* [Exercise directions]:
All of the entries below should be returned verbatim, apart from the pictures.

* [Dataset entries]:
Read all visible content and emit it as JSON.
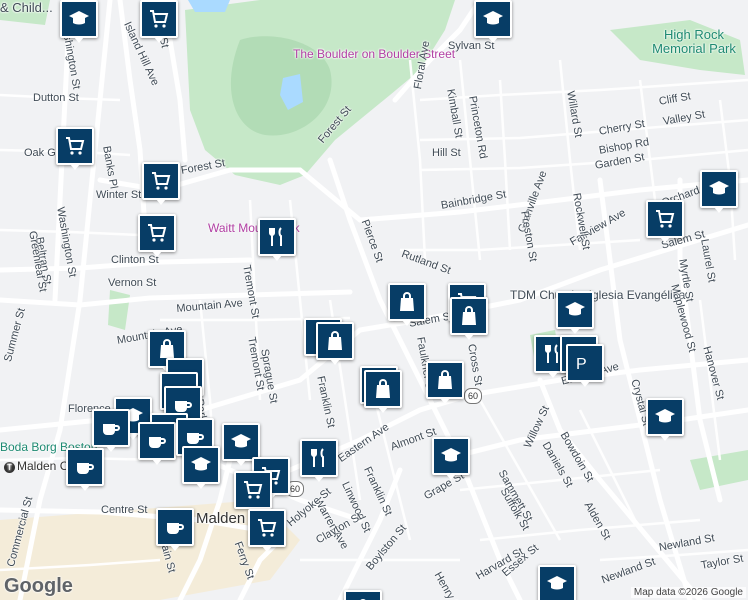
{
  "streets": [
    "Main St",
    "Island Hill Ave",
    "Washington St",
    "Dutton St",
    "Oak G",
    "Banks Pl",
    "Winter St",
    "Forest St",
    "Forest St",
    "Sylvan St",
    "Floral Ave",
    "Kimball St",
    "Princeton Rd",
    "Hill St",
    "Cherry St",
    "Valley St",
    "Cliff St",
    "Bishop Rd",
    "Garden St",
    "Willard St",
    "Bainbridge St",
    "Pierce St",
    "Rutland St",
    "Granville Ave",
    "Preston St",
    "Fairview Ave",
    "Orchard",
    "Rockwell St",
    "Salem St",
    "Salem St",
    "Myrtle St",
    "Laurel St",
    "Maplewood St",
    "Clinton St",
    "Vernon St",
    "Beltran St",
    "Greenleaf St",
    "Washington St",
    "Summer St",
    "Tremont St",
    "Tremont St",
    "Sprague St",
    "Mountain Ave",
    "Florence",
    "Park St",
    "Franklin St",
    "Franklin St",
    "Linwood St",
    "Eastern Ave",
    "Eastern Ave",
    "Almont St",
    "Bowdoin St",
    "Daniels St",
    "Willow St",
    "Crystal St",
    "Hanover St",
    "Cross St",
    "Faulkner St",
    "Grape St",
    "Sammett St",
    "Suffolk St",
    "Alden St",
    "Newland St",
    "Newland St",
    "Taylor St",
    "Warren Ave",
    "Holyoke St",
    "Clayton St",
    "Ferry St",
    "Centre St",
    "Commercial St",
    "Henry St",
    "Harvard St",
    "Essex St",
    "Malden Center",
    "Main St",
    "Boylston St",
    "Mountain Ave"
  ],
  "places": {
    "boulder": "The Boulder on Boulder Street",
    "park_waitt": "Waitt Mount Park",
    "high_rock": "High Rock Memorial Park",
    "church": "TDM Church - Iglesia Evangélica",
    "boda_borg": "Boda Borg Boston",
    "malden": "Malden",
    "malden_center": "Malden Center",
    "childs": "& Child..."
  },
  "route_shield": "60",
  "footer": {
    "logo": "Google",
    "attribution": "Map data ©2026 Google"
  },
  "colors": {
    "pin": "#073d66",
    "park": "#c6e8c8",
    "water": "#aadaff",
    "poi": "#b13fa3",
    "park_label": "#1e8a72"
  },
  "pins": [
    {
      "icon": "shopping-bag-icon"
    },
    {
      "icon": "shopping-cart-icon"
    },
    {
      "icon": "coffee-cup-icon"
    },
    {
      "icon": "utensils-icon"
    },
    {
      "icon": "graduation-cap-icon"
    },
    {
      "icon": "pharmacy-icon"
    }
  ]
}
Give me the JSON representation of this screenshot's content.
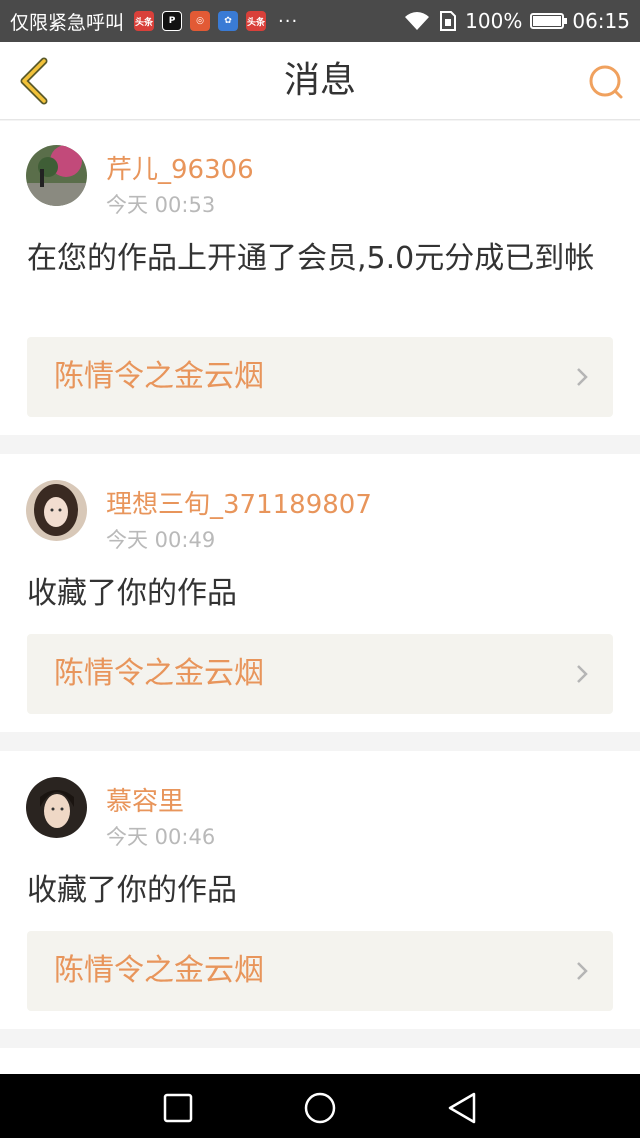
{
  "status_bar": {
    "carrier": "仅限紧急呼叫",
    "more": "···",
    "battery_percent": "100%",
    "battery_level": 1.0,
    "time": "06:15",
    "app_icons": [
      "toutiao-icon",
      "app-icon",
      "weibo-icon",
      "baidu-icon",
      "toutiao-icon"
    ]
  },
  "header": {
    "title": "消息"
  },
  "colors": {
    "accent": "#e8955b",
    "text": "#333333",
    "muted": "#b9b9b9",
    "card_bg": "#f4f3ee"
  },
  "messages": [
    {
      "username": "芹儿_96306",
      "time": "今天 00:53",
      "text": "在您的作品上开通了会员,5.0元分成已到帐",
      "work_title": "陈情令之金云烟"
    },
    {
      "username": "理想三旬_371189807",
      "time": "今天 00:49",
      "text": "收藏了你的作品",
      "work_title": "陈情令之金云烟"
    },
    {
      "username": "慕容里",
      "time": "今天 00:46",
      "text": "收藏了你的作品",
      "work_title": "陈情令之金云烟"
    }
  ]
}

* [Exercise solution]:
Read all visible content and emit it as JSON.
{
  "streets": [
    "Main St",
    "Island Hill Ave",
    "Washington St",
    "Dutton St",
    "Oak G",
    "Banks Pl",
    "Winter St",
    "Forest St",
    "Forest St",
    "Sylvan St",
    "Floral Ave",
    "Kimball St",
    "Princeton Rd",
    "Hill St",
    "Cherry St",
    "Valley St",
    "Cliff St",
    "Bishop Rd",
    "Garden St",
    "Willard St",
    "Bainbridge St",
    "Pierce St",
    "Rutland St",
    "Granville Ave",
    "Preston St",
    "Fairview Ave",
    "Orchard",
    "Rockwell St",
    "Salem St",
    "Salem St",
    "Myrtle St",
    "Laurel St",
    "Maplewood St",
    "Clinton St",
    "Vernon St",
    "Beltran St",
    "Greenleaf St",
    "Washington St",
    "Summer St",
    "Tremont St",
    "Tremont St",
    "Sprague St",
    "Mountain Ave",
    "Florence",
    "Park St",
    "Franklin St",
    "Franklin St",
    "Linwood St",
    "Eastern Ave",
    "Eastern Ave",
    "Almont St",
    "Bowdoin St",
    "Daniels St",
    "Willow St",
    "Crystal St",
    "Hanover St",
    "Cross St",
    "Faulkner St",
    "Grape St",
    "Sammett St",
    "Suffolk St",
    "Alden St",
    "Newland St",
    "Newland St",
    "Taylor St",
    "Warren Ave",
    "Holyoke St",
    "Clayton St",
    "Ferry St",
    "Centre St",
    "Commercial St",
    "Henry St",
    "Harvard St",
    "Essex St",
    "Malden Center",
    "Main St",
    "Boylston St",
    "Mountain Ave"
  ],
  "places": {
    "boulder": "The Boulder on Boulder Street",
    "park_waitt": "Waitt Mount Park",
    "high_rock": "High Rock Memorial Park",
    "church": "TDM Church - Iglesia Evangélica",
    "boda_borg": "Boda Borg Boston",
    "malden": "Malden",
    "malden_center": "Malden Center",
    "childs": "& Child..."
  },
  "route_shield": "60",
  "footer": {
    "logo": "Google",
    "attribution": "Map data ©2026 Google"
  },
  "colors": {
    "pin": "#073d66",
    "park": "#c6e8c8",
    "water": "#aadaff",
    "poi": "#b13fa3",
    "park_label": "#1e8a72"
  },
  "pins": [
    {
      "icon": "shopping-bag-icon"
    },
    {
      "icon": "shopping-cart-icon"
    },
    {
      "icon": "coffee-cup-icon"
    },
    {
      "icon": "utensils-icon"
    },
    {
      "icon": "graduation-cap-icon"
    },
    {
      "icon": "pharmacy-icon"
    }
  ]
}
Give me the JSON representation of this screenshot's content.
{
  "status_bar": {
    "carrier": "仅限紧急呼叫",
    "more": "···",
    "battery_percent": "100%",
    "battery_level": 1.0,
    "time": "06:15",
    "app_icons": [
      "toutiao-icon",
      "app-icon",
      "weibo-icon",
      "baidu-icon",
      "toutiao-icon"
    ]
  },
  "header": {
    "title": "消息"
  },
  "colors": {
    "accent": "#e8955b",
    "text": "#333333",
    "muted": "#b9b9b9",
    "card_bg": "#f4f3ee"
  },
  "messages": [
    {
      "username": "芹儿_96306",
      "time": "今天 00:53",
      "text": "在您的作品上开通了会员,5.0元分成已到帐",
      "work_title": "陈情令之金云烟"
    },
    {
      "username": "理想三旬_371189807",
      "time": "今天 00:49",
      "text": "收藏了你的作品",
      "work_title": "陈情令之金云烟"
    },
    {
      "username": "慕容里",
      "time": "今天 00:46",
      "text": "收藏了你的作品",
      "work_title": "陈情令之金云烟"
    }
  ]
}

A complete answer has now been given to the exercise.